|International Classification||H02M7/21, H02M7/06, H02M7/217, H02M3/155, H02M7/12, H02M3/156, H02M1/12|
|Cooperative Classification||H02M1/12, H02M3/156|
|European Classification||H02M3/156, H02M1/12|
|Jul 6, 1988||AS||Assignment|
Owner name: U.S. PHILIPS CORPORATION, 100 EAST 42ND STREET, NE
Free format text: ASSIGNMENT OF ASSIGNORS INTEREST.;ASSIGNOR:ALBACH, MANFRED;REEL/FRAME:004909/0700
Effective date: 19880517
Owner name: U.S. PHILIPS CORPORATION,NEW YORK
Free format text: ASSIGNMENT OF ASSIGNORS INTEREST;ASSIGNOR:ALBACH, MANFRED;REEL/FRAME:004909/0700
Effective date: 19880517

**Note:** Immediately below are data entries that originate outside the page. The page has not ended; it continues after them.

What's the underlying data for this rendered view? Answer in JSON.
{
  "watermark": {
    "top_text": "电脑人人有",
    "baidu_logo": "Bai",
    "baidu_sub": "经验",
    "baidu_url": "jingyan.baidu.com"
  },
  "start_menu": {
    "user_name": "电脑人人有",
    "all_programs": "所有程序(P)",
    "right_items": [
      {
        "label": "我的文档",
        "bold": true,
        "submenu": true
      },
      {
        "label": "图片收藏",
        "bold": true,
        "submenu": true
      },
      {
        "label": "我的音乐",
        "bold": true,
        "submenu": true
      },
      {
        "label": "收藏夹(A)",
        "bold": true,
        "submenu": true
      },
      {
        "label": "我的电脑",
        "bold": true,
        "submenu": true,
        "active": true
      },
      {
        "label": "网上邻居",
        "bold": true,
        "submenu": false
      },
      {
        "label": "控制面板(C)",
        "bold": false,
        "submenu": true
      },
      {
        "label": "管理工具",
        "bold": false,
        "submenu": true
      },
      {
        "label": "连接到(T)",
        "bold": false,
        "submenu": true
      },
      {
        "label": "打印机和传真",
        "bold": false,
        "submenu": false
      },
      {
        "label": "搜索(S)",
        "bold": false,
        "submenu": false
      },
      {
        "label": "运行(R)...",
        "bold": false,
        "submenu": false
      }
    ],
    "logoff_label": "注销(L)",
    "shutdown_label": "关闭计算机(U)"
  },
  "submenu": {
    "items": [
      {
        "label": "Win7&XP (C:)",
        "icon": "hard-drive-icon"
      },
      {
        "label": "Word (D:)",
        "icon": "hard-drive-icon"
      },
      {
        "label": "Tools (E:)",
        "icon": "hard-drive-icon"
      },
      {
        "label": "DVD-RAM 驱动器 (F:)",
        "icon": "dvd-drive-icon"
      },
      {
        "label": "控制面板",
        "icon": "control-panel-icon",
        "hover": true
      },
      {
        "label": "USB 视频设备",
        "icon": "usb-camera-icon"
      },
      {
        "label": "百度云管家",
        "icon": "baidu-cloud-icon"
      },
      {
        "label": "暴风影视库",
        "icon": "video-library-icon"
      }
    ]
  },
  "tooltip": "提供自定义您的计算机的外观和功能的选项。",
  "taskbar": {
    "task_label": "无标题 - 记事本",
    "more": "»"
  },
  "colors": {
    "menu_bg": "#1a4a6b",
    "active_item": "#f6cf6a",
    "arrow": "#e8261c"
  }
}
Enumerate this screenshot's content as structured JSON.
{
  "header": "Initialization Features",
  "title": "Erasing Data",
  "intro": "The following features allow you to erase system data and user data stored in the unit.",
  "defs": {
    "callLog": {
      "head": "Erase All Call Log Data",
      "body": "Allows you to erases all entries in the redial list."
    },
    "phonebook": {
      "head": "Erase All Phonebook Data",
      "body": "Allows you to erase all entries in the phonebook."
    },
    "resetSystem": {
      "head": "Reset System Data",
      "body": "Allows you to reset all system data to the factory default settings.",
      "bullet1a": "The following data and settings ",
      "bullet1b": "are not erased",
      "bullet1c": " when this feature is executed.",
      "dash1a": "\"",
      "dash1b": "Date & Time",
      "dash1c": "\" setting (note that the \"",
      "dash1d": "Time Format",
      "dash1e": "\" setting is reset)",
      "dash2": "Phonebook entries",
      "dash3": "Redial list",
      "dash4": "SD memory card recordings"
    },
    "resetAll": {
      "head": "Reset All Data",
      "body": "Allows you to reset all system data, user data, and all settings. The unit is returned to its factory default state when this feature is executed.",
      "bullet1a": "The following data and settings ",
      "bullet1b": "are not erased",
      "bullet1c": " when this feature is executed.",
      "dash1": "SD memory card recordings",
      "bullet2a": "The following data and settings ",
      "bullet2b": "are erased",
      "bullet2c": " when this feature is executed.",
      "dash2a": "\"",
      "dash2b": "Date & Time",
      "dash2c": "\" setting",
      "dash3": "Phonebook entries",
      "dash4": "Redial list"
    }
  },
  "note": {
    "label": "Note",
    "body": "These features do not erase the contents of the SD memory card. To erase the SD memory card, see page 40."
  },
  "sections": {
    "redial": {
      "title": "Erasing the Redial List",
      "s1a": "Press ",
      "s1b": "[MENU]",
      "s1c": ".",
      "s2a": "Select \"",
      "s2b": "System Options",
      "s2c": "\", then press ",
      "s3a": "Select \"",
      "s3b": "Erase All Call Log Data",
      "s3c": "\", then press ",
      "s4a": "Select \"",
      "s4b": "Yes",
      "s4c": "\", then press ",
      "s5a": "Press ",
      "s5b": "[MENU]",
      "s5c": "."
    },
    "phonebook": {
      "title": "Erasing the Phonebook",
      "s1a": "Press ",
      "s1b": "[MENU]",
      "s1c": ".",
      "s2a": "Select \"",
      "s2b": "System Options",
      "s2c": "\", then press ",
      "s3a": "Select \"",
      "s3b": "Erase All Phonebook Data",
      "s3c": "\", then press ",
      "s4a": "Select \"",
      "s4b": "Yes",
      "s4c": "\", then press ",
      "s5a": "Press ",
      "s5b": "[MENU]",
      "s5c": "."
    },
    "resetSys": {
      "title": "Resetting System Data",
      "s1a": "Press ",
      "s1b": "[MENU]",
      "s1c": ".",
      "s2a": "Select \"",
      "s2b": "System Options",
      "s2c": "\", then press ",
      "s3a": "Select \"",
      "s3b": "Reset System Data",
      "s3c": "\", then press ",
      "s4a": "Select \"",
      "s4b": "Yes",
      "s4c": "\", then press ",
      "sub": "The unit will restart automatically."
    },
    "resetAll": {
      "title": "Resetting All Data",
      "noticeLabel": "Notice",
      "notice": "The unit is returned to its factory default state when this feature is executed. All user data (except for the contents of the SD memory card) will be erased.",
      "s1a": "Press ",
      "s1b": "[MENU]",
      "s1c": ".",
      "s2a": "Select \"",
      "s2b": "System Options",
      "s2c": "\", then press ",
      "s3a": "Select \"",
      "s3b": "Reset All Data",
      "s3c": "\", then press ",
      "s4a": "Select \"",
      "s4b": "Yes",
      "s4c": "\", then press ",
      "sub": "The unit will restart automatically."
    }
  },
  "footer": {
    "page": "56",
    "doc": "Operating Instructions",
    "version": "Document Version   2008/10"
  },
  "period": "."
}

|Oct 5, 1992||FPAY||Fee payment|
Year of fee payment: 4
|Sep 30, 1996||FPAY||Fee payment|
Year of fee payment: 8
|Oct 31, 2000||REMI||Maintenance fee reminder mailed|
|Apr 8, 2001||LAPS||Lapse for failure to pay maintenance fees|
|Jun 12, 2001||FP||Expired due to failure to pay maintenance fee|
Effective date: 20010411